ASSIGNMENT:
Retype each line below precisely.

EXTRACTED MATERIAL:

--------

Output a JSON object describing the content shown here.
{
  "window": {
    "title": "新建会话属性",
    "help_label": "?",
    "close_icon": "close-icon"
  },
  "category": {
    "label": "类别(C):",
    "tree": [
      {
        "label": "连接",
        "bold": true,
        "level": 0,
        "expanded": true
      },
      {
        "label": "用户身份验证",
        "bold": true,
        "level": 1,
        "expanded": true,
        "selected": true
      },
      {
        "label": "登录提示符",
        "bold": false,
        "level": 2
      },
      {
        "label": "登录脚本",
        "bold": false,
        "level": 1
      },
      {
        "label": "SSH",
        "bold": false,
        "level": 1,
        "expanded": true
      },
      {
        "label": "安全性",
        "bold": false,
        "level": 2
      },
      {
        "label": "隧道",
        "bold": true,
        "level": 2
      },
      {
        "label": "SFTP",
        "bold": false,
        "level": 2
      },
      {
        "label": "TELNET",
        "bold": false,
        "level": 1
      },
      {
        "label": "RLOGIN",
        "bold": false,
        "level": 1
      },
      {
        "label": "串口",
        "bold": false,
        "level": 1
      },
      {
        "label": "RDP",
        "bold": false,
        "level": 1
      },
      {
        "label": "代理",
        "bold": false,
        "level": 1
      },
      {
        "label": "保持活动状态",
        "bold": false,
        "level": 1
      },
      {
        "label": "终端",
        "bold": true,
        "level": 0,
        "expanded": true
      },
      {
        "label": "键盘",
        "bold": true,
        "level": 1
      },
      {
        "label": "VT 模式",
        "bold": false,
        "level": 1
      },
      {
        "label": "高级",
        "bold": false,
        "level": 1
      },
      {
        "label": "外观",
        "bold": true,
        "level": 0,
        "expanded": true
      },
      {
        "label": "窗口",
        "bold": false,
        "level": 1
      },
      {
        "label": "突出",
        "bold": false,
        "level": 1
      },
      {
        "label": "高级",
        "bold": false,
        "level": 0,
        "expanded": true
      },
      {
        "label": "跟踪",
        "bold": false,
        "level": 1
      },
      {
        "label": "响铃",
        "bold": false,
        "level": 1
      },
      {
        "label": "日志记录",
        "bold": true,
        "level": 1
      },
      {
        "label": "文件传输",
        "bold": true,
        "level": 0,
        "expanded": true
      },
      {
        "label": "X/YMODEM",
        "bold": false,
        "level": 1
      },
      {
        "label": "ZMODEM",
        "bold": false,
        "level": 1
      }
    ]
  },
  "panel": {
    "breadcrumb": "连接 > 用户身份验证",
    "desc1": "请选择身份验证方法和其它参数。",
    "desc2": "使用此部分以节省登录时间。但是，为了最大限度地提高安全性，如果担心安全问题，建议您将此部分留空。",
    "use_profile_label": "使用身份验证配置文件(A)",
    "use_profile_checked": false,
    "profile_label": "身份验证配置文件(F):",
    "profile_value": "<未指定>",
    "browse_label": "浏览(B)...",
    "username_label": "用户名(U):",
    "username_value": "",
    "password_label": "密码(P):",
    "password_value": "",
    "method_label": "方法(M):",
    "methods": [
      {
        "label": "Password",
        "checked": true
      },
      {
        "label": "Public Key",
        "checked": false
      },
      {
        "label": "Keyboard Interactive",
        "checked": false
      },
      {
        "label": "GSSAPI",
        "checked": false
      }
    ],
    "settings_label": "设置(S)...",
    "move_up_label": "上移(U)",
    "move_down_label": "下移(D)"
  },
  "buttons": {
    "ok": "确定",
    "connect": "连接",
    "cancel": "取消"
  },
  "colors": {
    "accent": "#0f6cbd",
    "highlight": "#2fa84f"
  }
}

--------

RESPONSE TO THE EXERCISE:
Output a JSON object describing the content shown here.
{
  "window": {
    "title": "新建会话属性",
    "help_label": "?",
    "close_icon": "close-icon"
  },
  "category": {
    "label": "类别(C):",
    "tree": [
      {
        "label": "连接",
        "bold": true,
        "level": 0,
        "expanded": true
      },
      {
        "label": "用户身份验证",
        "bold": true,
        "level": 1,
        "expanded": true,
        "selected": true
      },
      {
        "label": "登录提示符",
        "bold": false,
        "level": 2
      },
      {
        "label": "登录脚本",
        "bold": false,
        "level": 1
      },
      {
        "label": "SSH",
        "bold": false,
        "level": 1,
        "expanded": true
      },
      {
        "label": "安全性",
        "bold": false,
        "level": 2
      },
      {
        "label": "隧道",
        "bold": true,
        "level": 2
      },
      {
        "label": "SFTP",
        "bold": false,
        "level": 2
      },
      {
        "label": "TELNET",
        "bold": false,
        "level": 1
      },
      {
        "label": "RLOGIN",
        "bold": false,
        "level": 1
      },
      {
        "label": "串口",
        "bold": false,
        "level": 1
      },
      {
        "label": "RDP",
        "bold": false,
        "level": 1
      },
      {
        "label": "代理",
        "bold": false,
        "level": 1
      },
      {
        "label": "保持活动状态",
        "bold": false,
        "level": 1
      },
      {
        "label": "终端",
        "bold": true,
        "level": 0,
        "expanded": true
      },
      {
        "label": "键盘",
        "bold": true,
        "level": 1
      },
      {
        "label": "VT 模式",
        "bold": false,
        "level": 1
      },
      {
        "label": "高级",
        "bold": false,
        "level": 1
      },
      {
        "label": "外观",
        "bold": true,
        "level": 0,
        "expanded": true
      },
      {
        "label": "窗口",
        "bold": false,
        "level": 1
      },
      {
        "label": "突出",
        "bold": false,
        "level": 1
      },
      {
        "label": "高级",
        "bold": false,
        "level": 0,
        "expanded": true
      },
      {
        "label": "跟踪",
        "bold": false,
        "level": 1
      },
      {
        "label": "响铃",
        "bold": false,
        "level": 1
      },
      {
        "label": "日志记录",
        "bold": true,
        "level": 1
      },
      {
        "label": "文件传输",
        "bold": true,
        "level": 0,
        "expanded": true
      },
      {
        "label": "X/YMODEM",
        "bold": false,
        "level": 1
      },
      {
        "label": "ZMODEM",
        "bold": false,
        "level": 1
      }
    ]
  },
  "panel": {
    "breadcrumb": "连接 > 用户身份验证",
    "desc1": "请选择身份验证方法和其它参数。",
    "desc2": "使用此部分以节省登录时间。但是，为了最大限度地提高安全性，如果担心安全问题，建议您将此部分留空。",
    "use_profile_label": "使用身份验证配置文件(A)",
    "use_profile_checked": false,
    "profile_label": "身份验证配置文件(F):",
    "profile_value": "<未指定>",
    "browse_label": "浏览(B)...",
    "username_label": "用户名(U):",
    "username_value": "",
    "password_label": "密码(P):",
    "password_value": "",
    "method_label": "方法(M):",
    "methods": [
      {
        "label": "Password",
        "checked": true
      },
      {
        "label": "Public Key",
        "checked": false
      },
      {
        "label": "Keyboard Interactive",
        "checked": false
      },
      {
        "label": "GSSAPI",
        "checked": false
      }
    ],
    "settings_label": "设置(S)...",
    "move_up_label": "上移(U)",
    "move_down_label": "下移(D)"
  },
  "buttons": {
    "ok": "确定",
    "connect": "连接",
    "cancel": "取消"
  },
  "colors": {
    "accent": "#0f6cbd",
    "highlight": "#2fa84f"
  }
}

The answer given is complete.